ASC students who took German 340 “Afro-German History and Culture” will remember our interview with Lisa Dixon, an Afro-German woman who told us about her experience as child of a white German mother and African-American GI.
Lisa Dixon is also featured in the documentary “Brown Babies: The Mischlingskinder Story” by director Regina Griffin. This documentary focuses on the story of Mabel Grammar, an activist who after World War II began to arrange adoptions of so-called “mixed-race” babies from Germany to African-American families, and is scheduled for a screening at the AMC Parkway Pointe 15 on September 2, 7pm.
Here’s the trailer:
From March 13-16, Agnes Scott College will host the 10th bi-annual conference of the Collegium for African American Research (CAAR). The conference will bring over 200 international scholars to campus, who will discuss and present research projects on a wide range of topics connected to the history and culture of African people.
One of five keynote addresses will directly address the experience of people of African descent in Germany. On Saturday, March 16, 10:45am-12:00pm, Rosemarie Pena, director of the Black German Heritage & Research Association, will deliver her keynote address “Staatenlos: Connecting Within the Margins.” In addition to this talk, there are several other presentations connected to German history and race.
For those ASC faculty and students away for Spring Break, Rosemarie Pena has agreed to stay for an additional day and deliver a shortened version and discussion of her keynote speech during a luncheon on Monday, March 18, from noon to 1:30pm in the South Dining Room in Evans Dining Hall.
Another important voice has passed away: Hans Jürgen Massaquoi died on January 19, 2013. ASC German students will remember Massaquoi as author of the memoir Neger, Neger, Schornsteinfeger [Destined to Witness] in which the author described his experiences as a black young man in Weimar and later Nazi Germany. Massaquoi, son of a Liberian diplomat and a white German woman, survived World War II in Germany, later emigrated to the United States and went on to become a journalist and eventually the managing editor of Ebony.
Here’s a short video from the German internet project Gedächtnis der Nation [Memory of the Nation] in which Massaquoi describes his disappointment of being rejected from the Hitler Youth:
Doing some more research for the Afro-German class I came across an interesting performance called “Die vergessenen Befreier [The Forgotten Liberators].” The musical is part of an exhibition by the documentation center for National Socialism, titled “Die Dritte Welt im Zweiten Weltkrieg.”
In German 340, Afro-German Culture and History, we have moved into the project phase and have begun interviewing an amazing group of volunteers who identify themselves as Afro-Germans: An army soldier who was born in Germany, served in the German army, and then moved to the US to enlist in the army; an Afro-German woman of the first postwar generation who had grown up in a boarding school and moved to the US in her mid-twenties; a middle-aged Afro-German writer who moved to the US as an infant and has only recently begun to reflect on what Afro-German means for her.

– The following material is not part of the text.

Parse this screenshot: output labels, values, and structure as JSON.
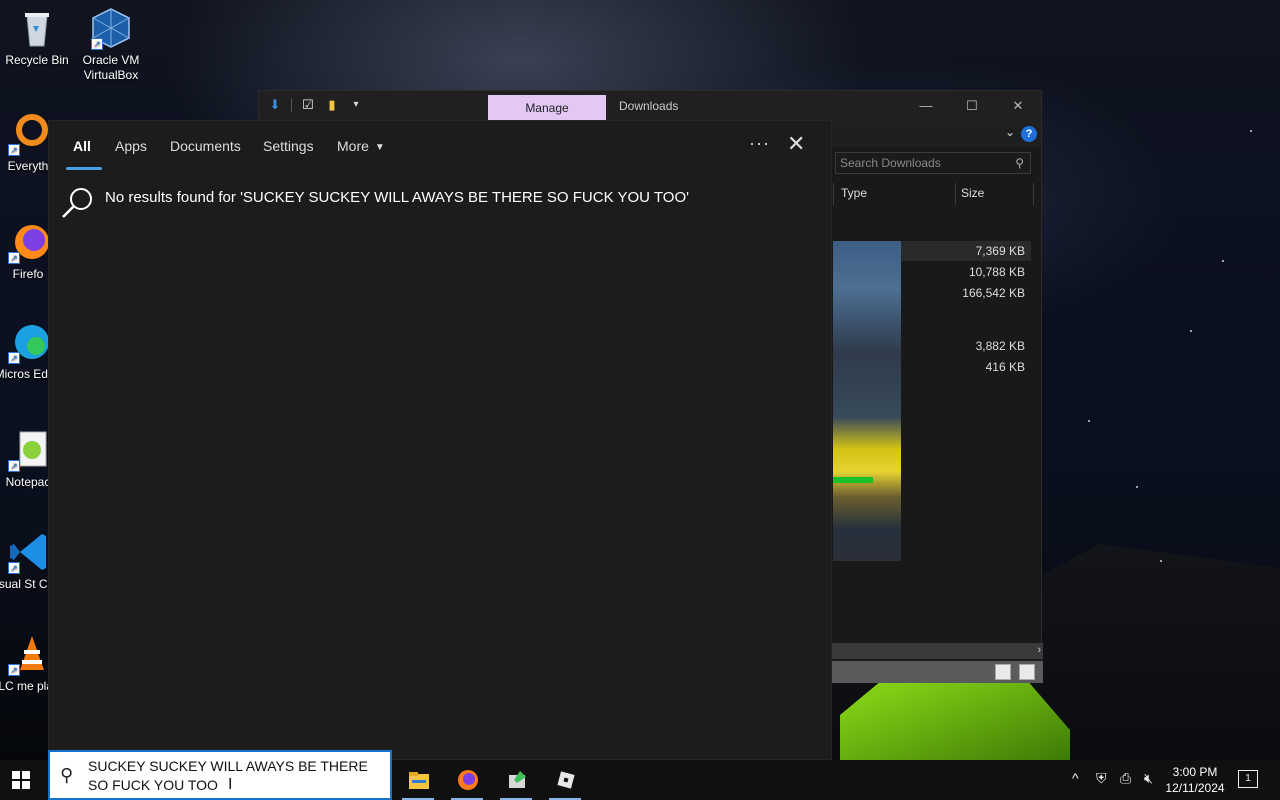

Look for more information as the project continues.
During one of these conversations we also addressed the still rather stereotypical roles Afro-German actors play on German television. Last year, the Norddeutsche Rundfunk broadcast a short documentary on that. The clip is in German, but it basically states that, with few exceptions, black German actors still play mostly asylum seekers, drug bosses, and other “not-normal” characters.
Please read and distribute our call for volunteers!
As my students in the Afro-German course know, Germany’s colonies have not been a dominant topic among scholars for a long time, but the recent decade or so has certainly made up for that lapse. This afternoon, I attended two lectures on Germany’s colonial history.
First, Luke Springman from the University of Bloomsburg addressed the role of colonialist propaganda between the World Wars in his talk “East Africa: Propaganda and Manifest Expansion during the Weimar Republic.”
Springman argued that contrary to conventional wisdom, colonial propaganda was clearly visible in the 1920s and 1930s in Germany. It’s true, so Springman, that the better known general histories of Weimar treat colonialist propaganda as a peripheral phenomenon, but that might be due to the fact that a lot of that propaganda happened in media that are not easily accessible nowadays. Specifically, Springman mentions magazines and books targeted at young and young adult audiences, and says that we can measure their impact best when we use an understanding of propaganda called “sociological propaganda.” In other words, it’s propaganda that works so well because it does not come across as propaganda, but “just adventure” literature.
Registration is around the corner. Here are the course offerings in German Studies. We look forward to seeing you in our courses, please do not hesitate to contact the German Studies faculty if you have questions.